THE AUGMENTED STATION ORCHESTRA
Conducted by T. H. MORRISON
MOZART was a Freemason. Freemasonry was very much ' in the air ' at the time The Magic Flute was written, and all the curious plot of the Opera has Masonic ideas at its foundation.
There is much elaborate ceremonial in the Opera, and we boar suggestions of this in tho impression Introduction to the Overture, and also later in the course of the Overture.
After the Introduction, wo have the merry
First Main Tune. This is ‘fugal’—i.e., one ' voice ' (in this case, instrumental ' voice) starts alone with the tune ; next, another voice enters, repeating the tune at a different pitch, and so on. This First Main Tune really runs through most of the Overture. For instance, the beginning of it is going on even while the Second Main Tune is entering.
With this material the Overture trips along happily and straightfor w a rdly, with only one noticeable chei-k-wheii we have solemn ceremonial again recalled.
THE Opera BoaMil. the Last King of the Moors, is founded on an incident in the war of the Spaniards and the Moors, in the fifteenth century. The Ballet music taken from the work consists of three pieces, a Spanish Malagtiena (in three time, with a charactoristic rhythm beginning with whole beat, two halves, whole), a Scherzo-Valse, and a Moorish Fantasy (two time, commencing with dignified chords and going on to build up the piece over a recurring motif that stumps about in the bass).
An Oratorio by HANDEL
Sung by the MANCHESTER CATHEDRAL CHOIR
Directed by Dr. A. W. WILSON
Relayed from the Cathedral
Air, ' I know that my Redeemer liveth’ Chorus, ' Since by man came death '
Recit., ' Behold, I tell you a mystery ' Air, ' The trumpet shall sound * Chorus, Worthy is the Lamb '
THE BAND OF THE 4TH BATTN. THE LOYAL
REGIMENT (North Lanes)
(By kind permission oi Colonel H. PARKER and OFFICERS)
Conductor, Bandmaster J. GREEN Soloist, Corporal W . SWIFT Soloist, A . GREEN Regimental March, ' My love is like a Red, Red Rose '
There are more than 5 million programme listings in Genome. This is a
historical record of the planned output and the BBC services of any
given time. It should be viewed in this context and with the
understanding that it reflects the attitudes and standards of its time
- not those of today.

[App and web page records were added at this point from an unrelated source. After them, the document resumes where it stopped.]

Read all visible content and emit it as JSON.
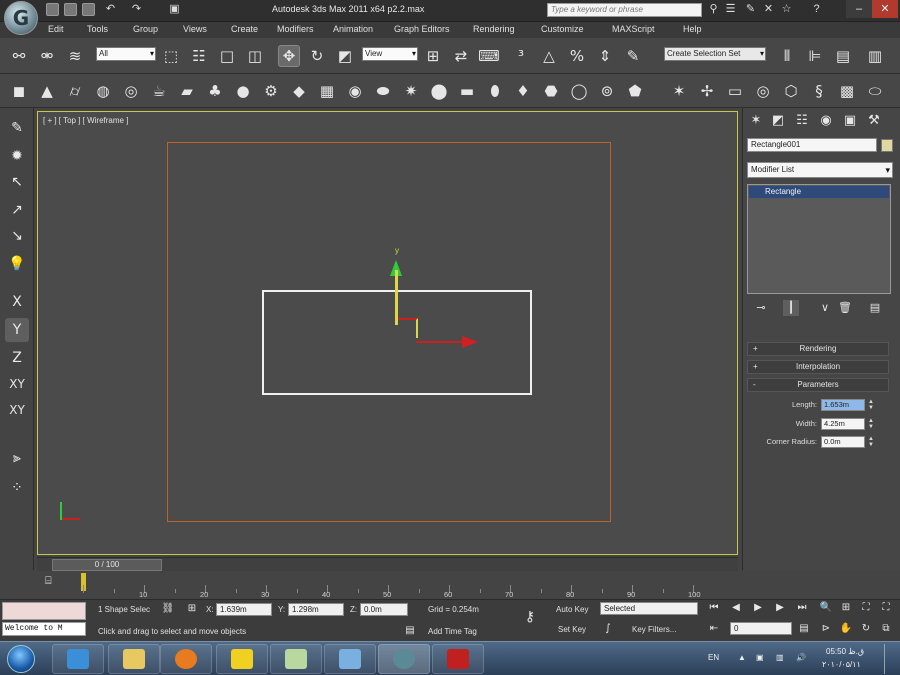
{
  "title": "Autodesk 3ds Max  2011 x64      p2.2.max",
  "search_placeholder": "Type a keyword or phrase",
  "menus": [
    "Edit",
    "Tools",
    "Group",
    "Views",
    "Create",
    "Modifiers",
    "Animation",
    "Graph Editors",
    "Rendering",
    "Customize",
    "MAXScript",
    "Help"
  ],
  "toolbar": {
    "selection_filter": "All",
    "ref_coord": "View",
    "named_selection": "Create Selection Set"
  },
  "viewport": {
    "label": "[ + ] [ Top ] [ Wireframe ]",
    "gizmo_y_label": "y"
  },
  "command_panel": {
    "object_name": "Rectangle001",
    "object_color": "#e0d8a0",
    "modifier_list": "Modifier List",
    "stack_item": "Rectangle",
    "rollouts": [
      {
        "sign": "+",
        "label": "Rendering"
      },
      {
        "sign": "+",
        "label": "Interpolation"
      },
      {
        "sign": "-",
        "label": "Parameters"
      }
    ],
    "params": [
      {
        "label": "Length:",
        "value": "1.653m"
      },
      {
        "label": "Width:",
        "value": "4.25m"
      },
      {
        "label": "Corner Radius:",
        "value": "0.0m"
      }
    ]
  },
  "timeline": {
    "slider": "0 / 100",
    "ticks": [
      "10",
      "20",
      "30",
      "40",
      "50",
      "60",
      "70",
      "80",
      "90",
      "100"
    ]
  },
  "status": {
    "listener": "Welcome to M",
    "selection": "1 Shape Selec",
    "x_label": "X:",
    "x": "1.639m",
    "y_label": "Y:",
    "y": "1.298m",
    "z_label": "Z:",
    "z": "0.0m",
    "grid": "Grid = 0.254m",
    "prompt": "Click and drag to select and move objects",
    "add_time_tag": "Add Time Tag",
    "auto_key": "Auto Key",
    "key_mode": "Selected",
    "set_key": "Set Key",
    "key_filters": "Key Filters...",
    "frame": "0"
  },
  "taskbar": {
    "lang": "EN",
    "time": "05:50 ق.ظ",
    "date": "۲۰۱۰/۰۵/۱۱"
  }
}
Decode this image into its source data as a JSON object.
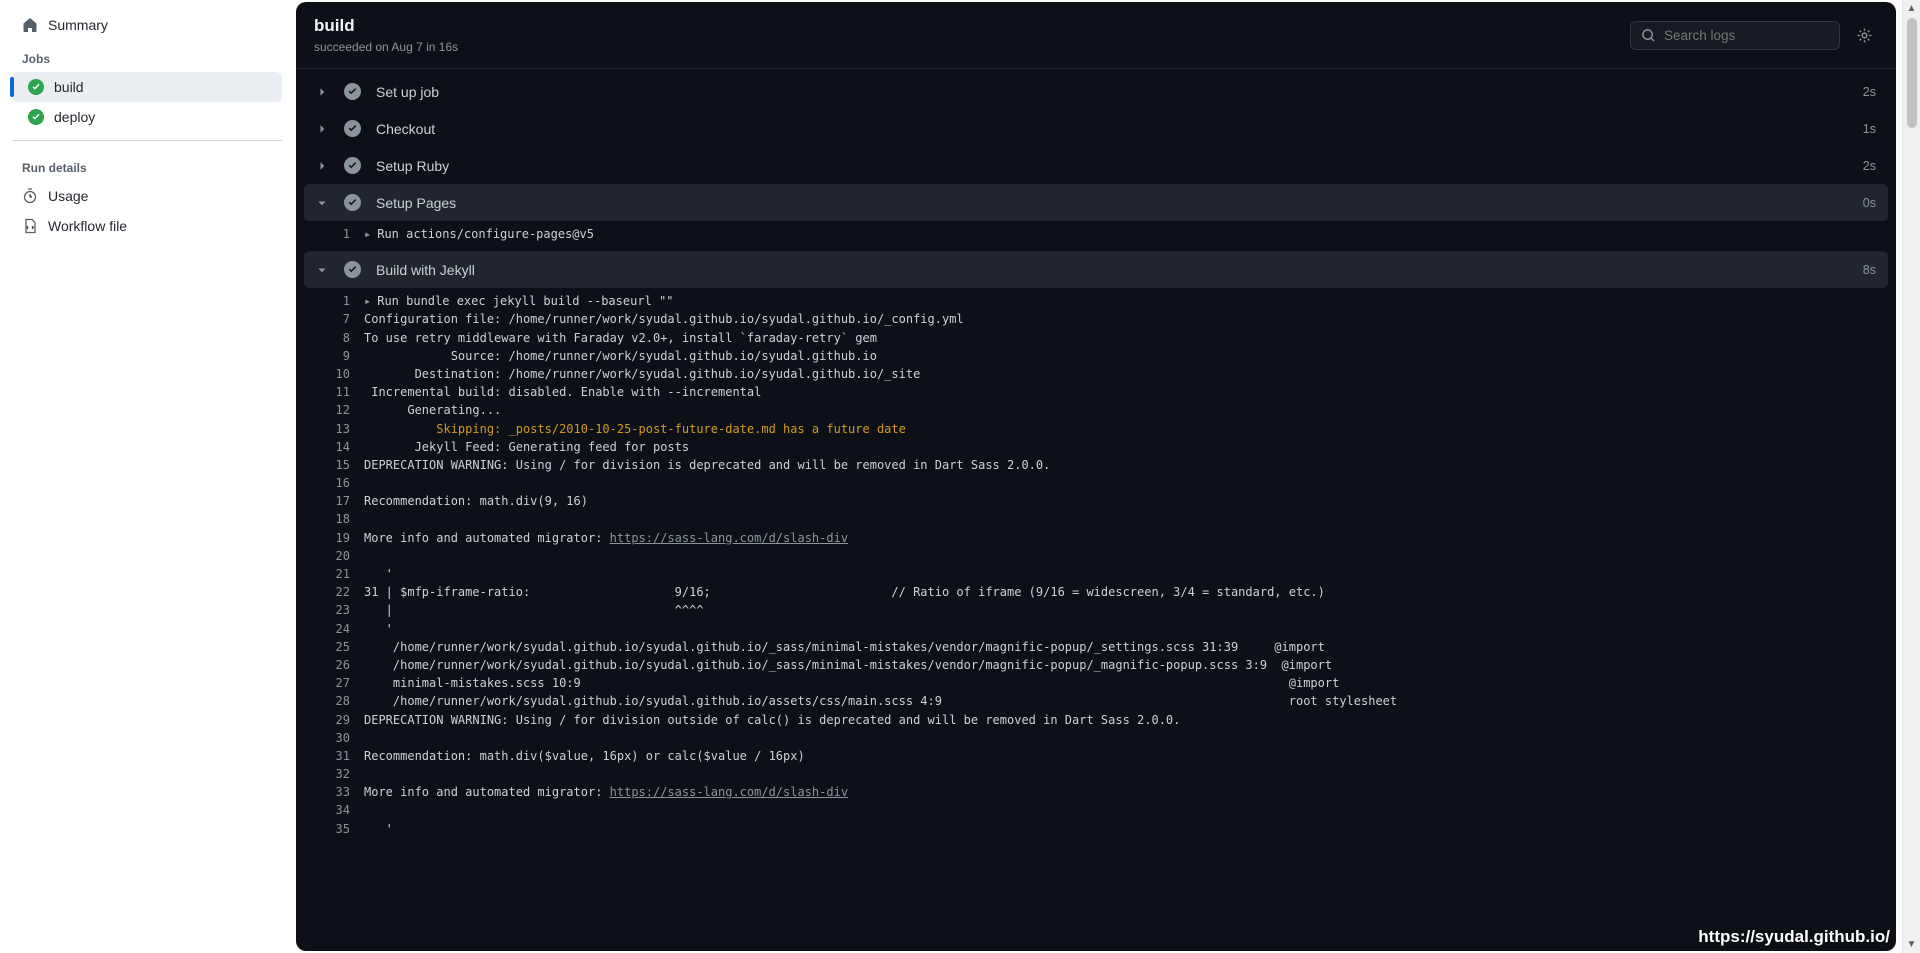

Genome is a digitised version of the Radio Times from 1923 to 2009 and
is made available for internal research purposes only. You will need to
obtain the relevant third party permissions for any use, including use in
programmes, online etc.
This internal version of Genome, which includes all the magazine covers,
images and articles as well as the programme listings from the Radio
Times, is different to the version of BBC Genome that is available
externally/to the public. It is only available inside the BBC network.